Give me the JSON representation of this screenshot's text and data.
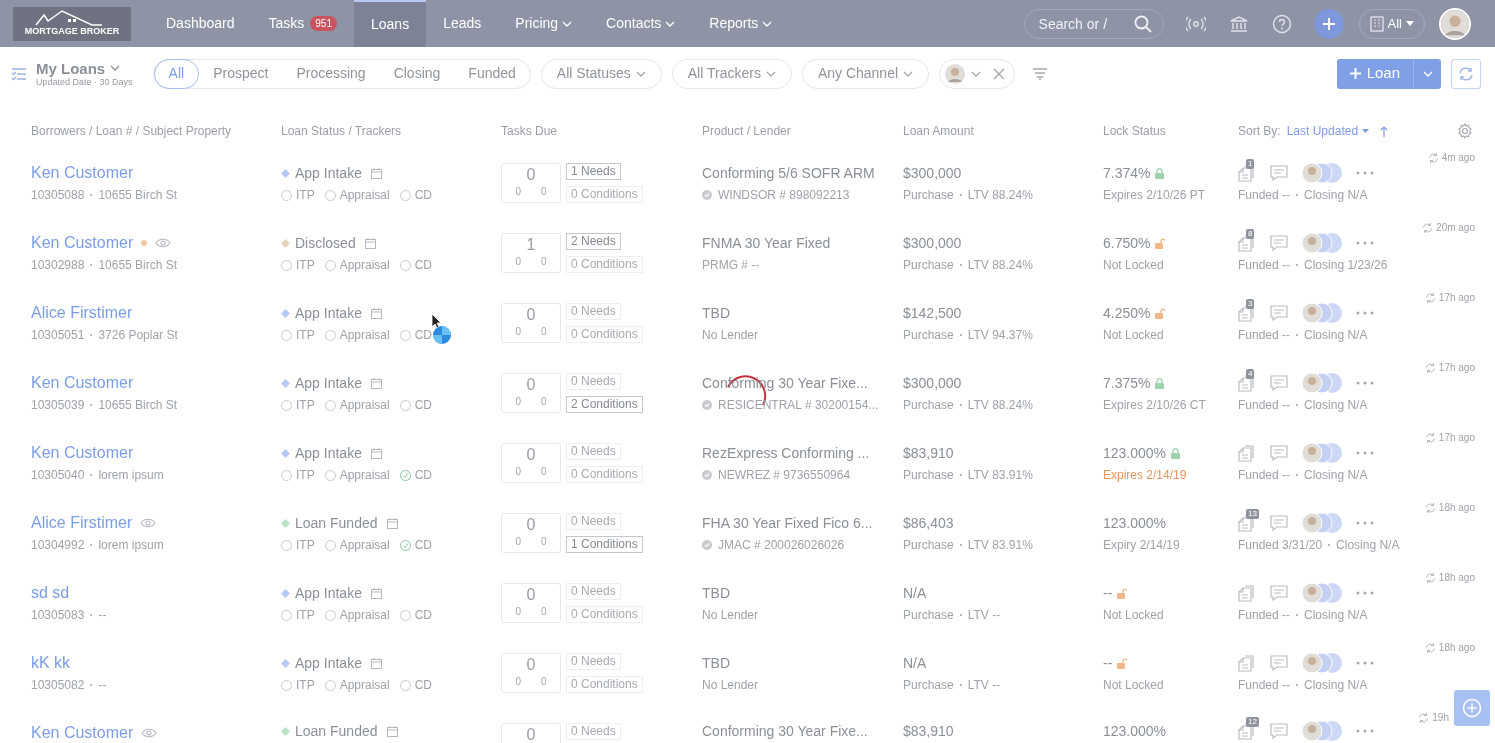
{
  "header": {
    "logo": "MORTGAGE BROKER",
    "nav": [
      {
        "label": "Dashboard",
        "selected": false
      },
      {
        "label": "Tasks",
        "badge": "951",
        "selected": false
      },
      {
        "label": "Loans",
        "selected": true
      },
      {
        "label": "Leads",
        "selected": false
      },
      {
        "label": "Pricing",
        "dropdown": true,
        "selected": false
      },
      {
        "label": "Contacts",
        "dropdown": true,
        "selected": false
      },
      {
        "label": "Reports",
        "dropdown": true,
        "selected": false
      }
    ],
    "search": {
      "placeholder": "Search or /"
    },
    "scope": "All"
  },
  "toolbar": {
    "title": "My Loans",
    "subtitle": "Updated Date · 30 Days",
    "stages": [
      {
        "label": "All",
        "selected": true
      },
      {
        "label": "Prospect",
        "selected": false
      },
      {
        "label": "Processing",
        "selected": false
      },
      {
        "label": "Closing",
        "selected": false
      },
      {
        "label": "Funded",
        "selected": false
      }
    ],
    "filters": [
      "All Statuses",
      "All Trackers",
      "Any Channel"
    ],
    "new_button": "Loan"
  },
  "table": {
    "columns": [
      "Borrowers / Loan # / Subject Property",
      "Loan Status / Trackers",
      "Tasks Due",
      "Product / Lender",
      "Loan Amount",
      "Lock Status"
    ],
    "sort_label": "Sort By:",
    "sort_value": "Last Updated",
    "rows": [
      {
        "kind": "full",
        "name": "Ken Customer",
        "watched": false,
        "loan_no": "10305088",
        "address": "10655 Birch St",
        "status": {
          "label": "App Intake",
          "color": "#b6caf4"
        },
        "trackers": [
          {
            "label": "ITP",
            "checked": false
          },
          {
            "label": "Appraisal",
            "checked": false
          },
          {
            "label": "CD",
            "checked": false
          }
        ],
        "tasks": {
          "total": "0",
          "a": "0",
          "b": "0"
        },
        "needs": "1 Needs",
        "needs_active": true,
        "conditions": "0 Conditions",
        "conditions_active": false,
        "product": "Conforming 5/6 SOFR ARM",
        "lender": "WINDSOR # 898092213",
        "lender_verified": true,
        "amount": "$300,000",
        "purpose": "Purchase",
        "ltv": "LTV 88.24%",
        "rate": "7.374%",
        "locked": true,
        "lock_note": "Expires 2/10/26 PT",
        "lock_warning": false,
        "docs": "1",
        "funded": "Funded --",
        "closing": "Closing N/A",
        "updated": "4m ago"
      },
      {
        "kind": "full",
        "name": "Ken Customer",
        "color": "#f4c8a6",
        "watched": true,
        "loan_no": "10302988",
        "address": "10655 Birch St",
        "status": {
          "label": "Disclosed",
          "color": "#e6d3bd"
        },
        "trackers": [
          {
            "label": "ITP",
            "checked": false
          },
          {
            "label": "Appraisal",
            "checked": false
          },
          {
            "label": "CD",
            "checked": false
          }
        ],
        "tasks": {
          "total": "1",
          "a": "0",
          "b": "0"
        },
        "needs": "2 Needs",
        "needs_active": true,
        "conditions": "0 Conditions",
        "conditions_active": false,
        "product": "FNMA 30 Year Fixed",
        "lender": "PRMG # --",
        "lender_verified": false,
        "amount": "$300,000",
        "purpose": "Purchase",
        "ltv": "LTV 88.24%",
        "rate": "6.750%",
        "locked": false,
        "lock_note": "Not Locked",
        "lock_warning": false,
        "docs": "8",
        "funded": "Funded --",
        "closing": "Closing 1/23/26",
        "updated": "20m ago"
      },
      {
        "kind": "full",
        "name": "Alice Firstimer",
        "watched": false,
        "loan_no": "10305051",
        "address": "3726 Poplar St",
        "status": {
          "label": "App Intake",
          "color": "#b6caf4"
        },
        "trackers": [
          {
            "label": "ITP",
            "checked": false
          },
          {
            "label": "Appraisal",
            "checked": false
          },
          {
            "label": "CD",
            "checked": false
          }
        ],
        "tasks": {
          "total": "0",
          "a": "0",
          "b": "0"
        },
        "needs": "0 Needs",
        "needs_active": false,
        "conditions": "0 Conditions",
        "conditions_active": false,
        "product": "TBD",
        "lender": "No Lender",
        "lender_verified": false,
        "amount": "$142,500",
        "purpose": "Purchase",
        "ltv": "LTV 94.37%",
        "rate": "4.250%",
        "locked": false,
        "lock_note": "Not Locked",
        "lock_warning": false,
        "docs": "3",
        "funded": "Funded --",
        "closing": "Closing N/A",
        "updated": "17h ago"
      },
      {
        "kind": "full",
        "name": "Ken Customer",
        "watched": false,
        "loan_no": "10305039",
        "address": "10655 Birch St",
        "status": {
          "label": "App Intake",
          "color": "#b6caf4"
        },
        "trackers": [
          {
            "label": "ITP",
            "checked": false
          },
          {
            "label": "Appraisal",
            "checked": false
          },
          {
            "label": "CD",
            "checked": false
          }
        ],
        "tasks": {
          "total": "0",
          "a": "0",
          "b": "0"
        },
        "needs": "0 Needs",
        "needs_active": false,
        "conditions": "2 Conditions",
        "conditions_active": true,
        "product": "Conforming 30 Year Fixe...",
        "lender": "RESICENTRAL # 30200154...",
        "lender_verified": true,
        "amount": "$300,000",
        "purpose": "Purchase",
        "ltv": "LTV 88.24%",
        "rate": "7.375%",
        "locked": true,
        "lock_note": "Expires 2/10/26 CT",
        "lock_warning": false,
        "docs": "4",
        "funded": "Funded --",
        "closing": "Closing N/A",
        "updated": "17h ago"
      },
      {
        "kind": "full",
        "name": "Ken Customer",
        "watched": false,
        "loan_no": "10305040",
        "address": "lorem ipsum",
        "status": {
          "label": "App Intake",
          "color": "#b6caf4"
        },
        "trackers": [
          {
            "label": "ITP",
            "checked": false
          },
          {
            "label": "Appraisal",
            "checked": false
          },
          {
            "label": "CD",
            "checked": true
          }
        ],
        "tasks": {
          "total": "0",
          "a": "0",
          "b": "0"
        },
        "needs": "0 Needs",
        "needs_active": false,
        "conditions": "0 Conditions",
        "conditions_active": false,
        "product": "RezExpress Conforming ...",
        "lender": "NEWREZ # 9736550964",
        "lender_verified": true,
        "amount": "$83,910",
        "purpose": "Purchase",
        "ltv": "LTV 83.91%",
        "rate": "123.000%",
        "locked": true,
        "lock_note": "Expires 2/14/19",
        "lock_warning": true,
        "funded": "Funded --",
        "closing": "Closing N/A",
        "updated": "17h ago"
      },
      {
        "kind": "full",
        "name": "Alice Firstimer",
        "watched": true,
        "loan_no": "10304992",
        "address": "lorem ipsum",
        "status": {
          "label": "Loan Funded",
          "color": "#b8e2c4"
        },
        "trackers": [
          {
            "label": "ITP",
            "checked": false
          },
          {
            "label": "Appraisal",
            "checked": false
          },
          {
            "label": "CD",
            "checked": true
          }
        ],
        "tasks": {
          "total": "0",
          "a": "0",
          "b": "0"
        },
        "needs": "0 Needs",
        "needs_active": false,
        "conditions": "1 Conditions",
        "conditions_active": true,
        "product": "FHA 30 Year Fixed Fico 6...",
        "lender": "JMAC # 200026026026",
        "lender_verified": true,
        "amount": "$86,403",
        "purpose": "Purchase",
        "ltv": "LTV 83.91%",
        "rate": "123.000%",
        "lock_note": "Expiry 2/14/19",
        "lock_warning": false,
        "docs": "13",
        "funded": "Funded 3/31/20",
        "closing": "Closing N/A",
        "updated": "18h ago"
      },
      {
        "kind": "full",
        "name": "sd sd",
        "watched": false,
        "loan_no": "10305083",
        "address": "--",
        "status": {
          "label": "App Intake",
          "color": "#b6caf4"
        },
        "trackers": [
          {
            "label": "ITP",
            "checked": false
          },
          {
            "label": "Appraisal",
            "checked": false
          },
          {
            "label": "CD",
            "checked": false
          }
        ],
        "tasks": {
          "total": "0",
          "a": "0",
          "b": "0"
        },
        "needs": "0 Needs",
        "needs_active": false,
        "conditions": "0 Conditions",
        "conditions_active": false,
        "product": "TBD",
        "lender": "No Lender",
        "lender_verified": false,
        "amount": "N/A",
        "purpose": "Purchase",
        "ltv": "LTV --",
        "rate": "--",
        "locked": false,
        "lock_note": "Not Locked",
        "lock_warning": false,
        "funded": "Funded --",
        "closing": "Closing N/A",
        "updated": "18h ago"
      },
      {
        "kind": "full",
        "name": "kK kk",
        "watched": false,
        "loan_no": "10305082",
        "address": "--",
        "status": {
          "label": "App Intake",
          "color": "#b6caf4"
        },
        "trackers": [
          {
            "label": "ITP",
            "checked": false
          },
          {
            "label": "Appraisal",
            "checked": false
          },
          {
            "label": "CD",
            "checked": false
          }
        ],
        "tasks": {
          "total": "0",
          "a": "0",
          "b": "0"
        },
        "needs": "0 Needs",
        "needs_active": false,
        "conditions": "0 Conditions",
        "conditions_active": false,
        "product": "TBD",
        "lender": "No Lender",
        "lender_verified": false,
        "amount": "N/A",
        "purpose": "Purchase",
        "ltv": "LTV --",
        "rate": "--",
        "locked": false,
        "lock_note": "Not Locked",
        "lock_warning": false,
        "funded": "Funded --",
        "closing": "Closing N/A",
        "updated": "18h ago"
      },
      {
        "kind": "partial",
        "name": "Ken Customer",
        "watched": true,
        "status": {
          "label": "Loan Funded",
          "color": "#b8e2c4"
        },
        "tasks": {
          "total": "0"
        },
        "needs": "0 Needs",
        "needs_active": false,
        "product": "Conforming 30 Year Fixe...",
        "amount": "$83,910",
        "rate": "123.000%",
        "docs": "12",
        "updated": "19h"
      }
    ]
  }
}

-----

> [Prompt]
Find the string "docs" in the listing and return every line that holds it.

> [Solution for this exercise]
        "docs": "1",
        "docs": "8",
        "docs": "3",
        "docs": "4",
        "docs": "13",
        "docs": "12",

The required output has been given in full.